I'm not expecting fireworks in the Tarver-Hopkins bout. In fact, I'm expecting a snore fest. Maybe I'll be fooled but I doubt it. In the last too many fights to count, Bernard Hopkins has fought for an average of ten seconds each round. Even against Antonio Tarver, he'll have to increase his punch output. The question is, can he? Tarver UD12 – so the answer's NO. I'm not a believer in Bernard any longer.

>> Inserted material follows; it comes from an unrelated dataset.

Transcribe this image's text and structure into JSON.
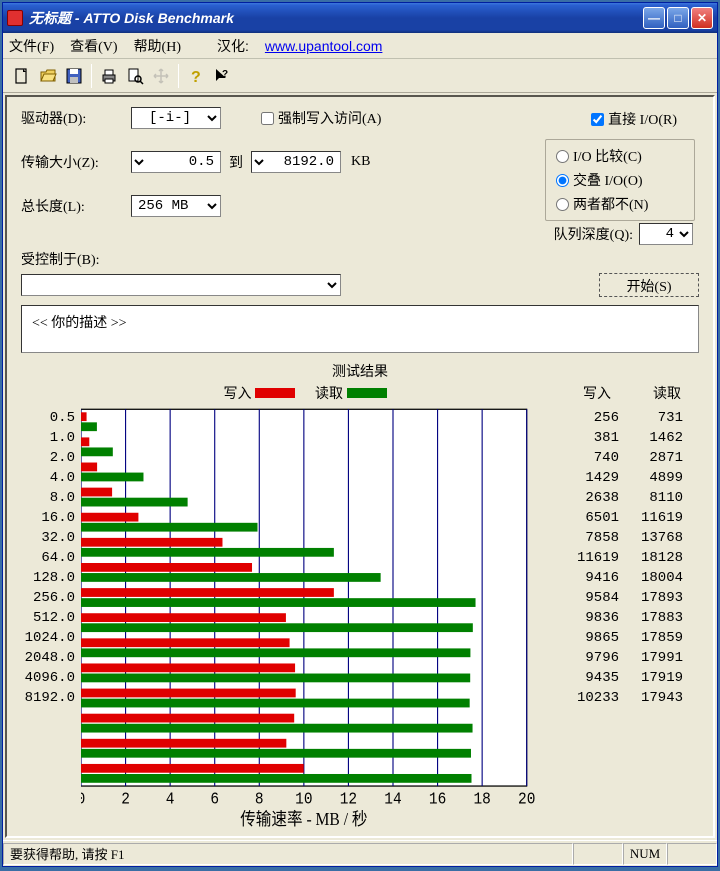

Hopkins has lost back-to-back decisions to Jermain Taylor, and that makes him very dangerous. However, what makes him even more dangerous is the fact that he, and about half the people who watched those two fights, believe that Hopkins won them both. The truth of the matter is both fights could have gone either way… Hopkins is pissed, and is by no means totally over the hill. In my opinion Antonio Tarver is very intent on gaining the respect he believe he deserves, which also makes him dangerous. However, it has been stated that during the filming of “Rocky Balboa” Tarver was tipping the scales at around 220 lbs. Roy Jones Jr. went up to heavyweight from light-heavyweight as well and came in at exactly 193 lbs. of shredded muscle, 27 lbs less than Tarver… and we all saw the impact it had on Jones. Hopkins is hungry to prove that he is still one of the best pound-for-pound fighters in the sport. In addition, Hopkins claims that this is his last fight, which should motivate him even more. Tarver on the other hand, is just plain old hungry… you would be too if you just sucked 45 lbs in a few short months. The combination of the heart and skill of Hopkins, and the battle with the scales by Tarver only leads to one thing in my mind… Hopkins by an extremely boring decision.
At 41 years of age, Bernard Hopkins is still dangerous. But he is no longer able to put together the sustained, twelve-round attack that is necessary to beat Antonio Tarver. If the “Magic Man” sticks and moves throughout the fight, he will coast to an easy victory. Tarver by unanimous decision.
Tarver is the natural light heavyweight. His strength and superior work rate will be the deciding factors on Saturday night. And while I'm hoping y'all get your PPV money's worth, it's entirely possible that this will be a strategic chess match, fought at the pace one would expect from a 37-year-old and a 41-year old…